(RECORD SET)

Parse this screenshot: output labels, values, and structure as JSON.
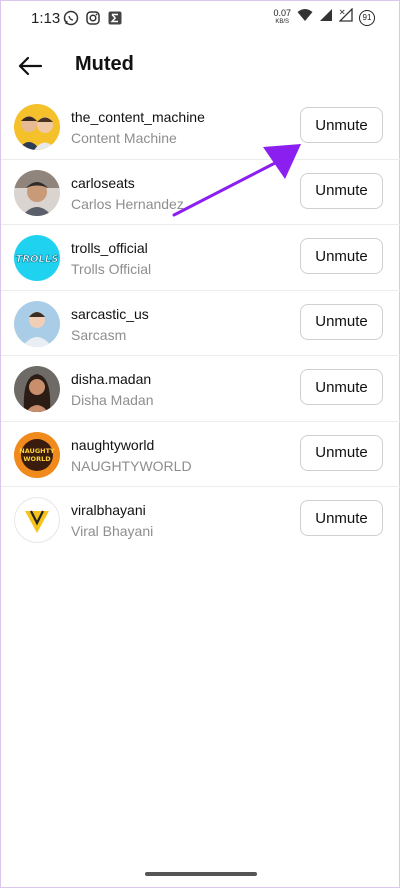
{
  "status_bar": {
    "time": "1:13",
    "net_speed": "0.07",
    "net_unit": "KB/S",
    "battery": "91",
    "left_icons": [
      "whatsapp-icon",
      "instagram-icon",
      "sigma-app-icon"
    ],
    "right_icons": [
      "wifi-icon",
      "signal-icon",
      "signal-icon"
    ]
  },
  "header": {
    "title": "Muted",
    "back_icon": "arrow-left-icon"
  },
  "muted_accounts": [
    {
      "username": "the_content_machine",
      "name": "Content Machine",
      "button": "Unmute"
    },
    {
      "username": "carloseats",
      "name": "Carlos Hernandez",
      "button": "Unmute"
    },
    {
      "username": "trolls_official",
      "name": "Trolls Official",
      "button": "Unmute"
    },
    {
      "username": "sarcastic_us",
      "name": "Sarcasm",
      "button": "Unmute"
    },
    {
      "username": "disha.madan",
      "name": "Disha Madan",
      "button": "Unmute"
    },
    {
      "username": "naughtyworld",
      "name": "NAUGHTYWORLD",
      "button": "Unmute"
    },
    {
      "username": "viralbhayani",
      "name": "Viral Bhayani",
      "button": "Unmute"
    }
  ],
  "avatars": {
    "trolls_logo_text": "TROLLS",
    "naughty_logo_text": "NAUGHTY WORLD"
  },
  "annotation": {
    "arrow_color": "#8a1ff0"
  }
}
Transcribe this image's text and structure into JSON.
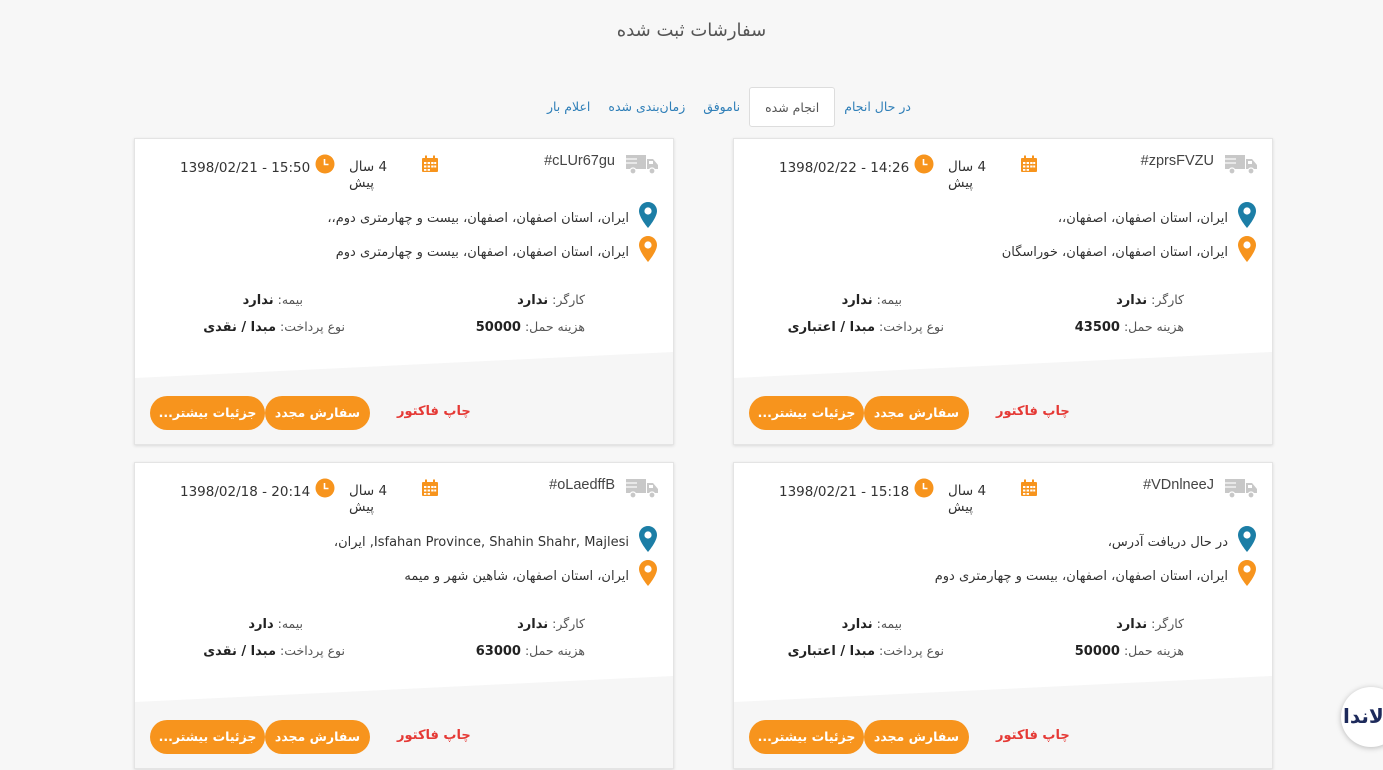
{
  "page_title": "سفارشات ثبت شده",
  "tabs": [
    {
      "label": "در حال انجام"
    },
    {
      "label": "انجام شده"
    },
    {
      "label": "ناموفق"
    },
    {
      "label": "زمان‌بندی شده"
    },
    {
      "label": "اعلام بار"
    }
  ],
  "active_tab": "انجام شده",
  "labels": {
    "worker": "کارگر:",
    "insurance": "بیمه:",
    "cost": "هزینه حمل:",
    "payment": "نوع پرداخت:",
    "print": "چاپ فاکتور",
    "reorder": "سفارش مجدد",
    "details": "جزئیات بیشتر..."
  },
  "colors": {
    "accent": "#f7941d",
    "print_link": "#e53935",
    "origin_pin": "#1c7ea6",
    "dest_pin": "#f7941d",
    "tab_link": "#2f7fb8"
  },
  "orders": [
    {
      "id": "#zprsFVZU",
      "ago": "4 سال پیش",
      "date": "1398/02/22 - 14:26",
      "origin": "ایران، استان اصفهان، اصفهان،،",
      "destination": "ایران، استان اصفهان، اصفهان، خوراسگان",
      "worker": "ندارد",
      "insurance": "ندارد",
      "cost": "43500",
      "payment": "مبدا / اعتباری"
    },
    {
      "id": "#cLUr67gu",
      "ago": "4 سال پیش",
      "date": "1398/02/21 - 15:50",
      "origin": "ایران، استان اصفهان، اصفهان، بیست و چهارمتری دوم،،",
      "destination": "ایران، استان اصفهان، اصفهان، بیست و چهارمتری دوم",
      "worker": "ندارد",
      "insurance": "ندارد",
      "cost": "50000",
      "payment": "مبدا / نقدی"
    },
    {
      "id": "#VDnlneeJ",
      "ago": "4 سال پیش",
      "date": "1398/02/21 - 15:18",
      "origin": "در حال دریافت آدرس،",
      "destination": "ایران، استان اصفهان، اصفهان، بیست و چهارمتری دوم",
      "worker": "ندارد",
      "insurance": "ندارد",
      "cost": "50000",
      "payment": "مبدا / اعتباری"
    },
    {
      "id": "#oLaedffB",
      "ago": "4 سال پیش",
      "date": "1398/02/18 - 20:14",
      "origin": "Isfahan Province, Shahin Shahr, Majlesi, ایران،",
      "destination": "ایران، استان اصفهان، شاهین شهر و میمه",
      "worker": "ندارد",
      "insurance": "دارد",
      "cost": "63000",
      "payment": "مبدا / نقدی"
    }
  ],
  "chat_widget": {
    "logo_text": "لاندا"
  }
}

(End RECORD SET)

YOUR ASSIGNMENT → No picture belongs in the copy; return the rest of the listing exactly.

RESPONSE TO THIS TASK →
Parse this screenshot: output labels, values, and structure as JSON.
{
  "status_bar": {
    "time": "1:13",
    "net_speed": "0.07",
    "net_unit": "KB/S",
    "battery": "91",
    "left_icons": [
      "whatsapp-icon",
      "instagram-icon",
      "sigma-app-icon"
    ],
    "right_icons": [
      "wifi-icon",
      "signal-icon",
      "signal-icon"
    ]
  },
  "header": {
    "title": "Muted",
    "back_icon": "arrow-left-icon"
  },
  "muted_accounts": [
    {
      "username": "the_content_machine",
      "name": "Content Machine",
      "button": "Unmute"
    },
    {
      "username": "carloseats",
      "name": "Carlos Hernandez",
      "button": "Unmute"
    },
    {
      "username": "trolls_official",
      "name": "Trolls Official",
      "button": "Unmute"
    },
    {
      "username": "sarcastic_us",
      "name": "Sarcasm",
      "button": "Unmute"
    },
    {
      "username": "disha.madan",
      "name": "Disha Madan",
      "button": "Unmute"
    },
    {
      "username": "naughtyworld",
      "name": "NAUGHTYWORLD",
      "button": "Unmute"
    },
    {
      "username": "viralbhayani",
      "name": "Viral Bhayani",
      "button": "Unmute"
    }
  ],
  "avatars": {
    "trolls_logo_text": "TROLLS",
    "naughty_logo_text": "NAUGHTY WORLD"
  },
  "annotation": {
    "arrow_color": "#8a1ff0"
  }
}
Transcribe this image's text and structure into JSON.
{
  "page_title": "سفارشات ثبت شده",
  "tabs": [
    {
      "label": "در حال انجام"
    },
    {
      "label": "انجام شده"
    },
    {
      "label": "ناموفق"
    },
    {
      "label": "زمان‌بندی شده"
    },
    {
      "label": "اعلام بار"
    }
  ],
  "active_tab": "انجام شده",
  "labels": {
    "worker": "کارگر:",
    "insurance": "بیمه:",
    "cost": "هزینه حمل:",
    "payment": "نوع پرداخت:",
    "print": "چاپ فاکتور",
    "reorder": "سفارش مجدد",
    "details": "جزئیات بیشتر..."
  },
  "colors": {
    "accent": "#f7941d",
    "print_link": "#e53935",
    "origin_pin": "#1c7ea6",
    "dest_pin": "#f7941d",
    "tab_link": "#2f7fb8"
  },
  "orders": [
    {
      "id": "#zprsFVZU",
      "ago": "4 سال پیش",
      "date": "1398/02/22 - 14:26",
      "origin": "ایران، استان اصفهان، اصفهان،،",
      "destination": "ایران، استان اصفهان، اصفهان، خوراسگان",
      "worker": "ندارد",
      "insurance": "ندارد",
      "cost": "43500",
      "payment": "مبدا / اعتباری"
    },
    {
      "id": "#cLUr67gu",
      "ago": "4 سال پیش",
      "date": "1398/02/21 - 15:50",
      "origin": "ایران، استان اصفهان، اصفهان، بیست و چهارمتری دوم،،",
      "destination": "ایران، استان اصفهان، اصفهان، بیست و چهارمتری دوم",
      "worker": "ندارد",
      "insurance": "ندارد",
      "cost": "50000",
      "payment": "مبدا / نقدی"
    },
    {
      "id": "#VDnlneeJ",
      "ago": "4 سال پیش",
      "date": "1398/02/21 - 15:18",
      "origin": "در حال دریافت آدرس،",
      "destination": "ایران، استان اصفهان، اصفهان، بیست و چهارمتری دوم",
      "worker": "ندارد",
      "insurance": "ندارد",
      "cost": "50000",
      "payment": "مبدا / اعتباری"
    },
    {
      "id": "#oLaedffB",
      "ago": "4 سال پیش",
      "date": "1398/02/18 - 20:14",
      "origin": "Isfahan Province, Shahin Shahr, Majlesi, ایران،",
      "destination": "ایران، استان اصفهان، شاهین شهر و میمه",
      "worker": "ندارد",
      "insurance": "دارد",
      "cost": "63000",
      "payment": "مبدا / نقدی"
    }
  ],
  "chat_widget": {
    "logo_text": "لاندا"
  }
}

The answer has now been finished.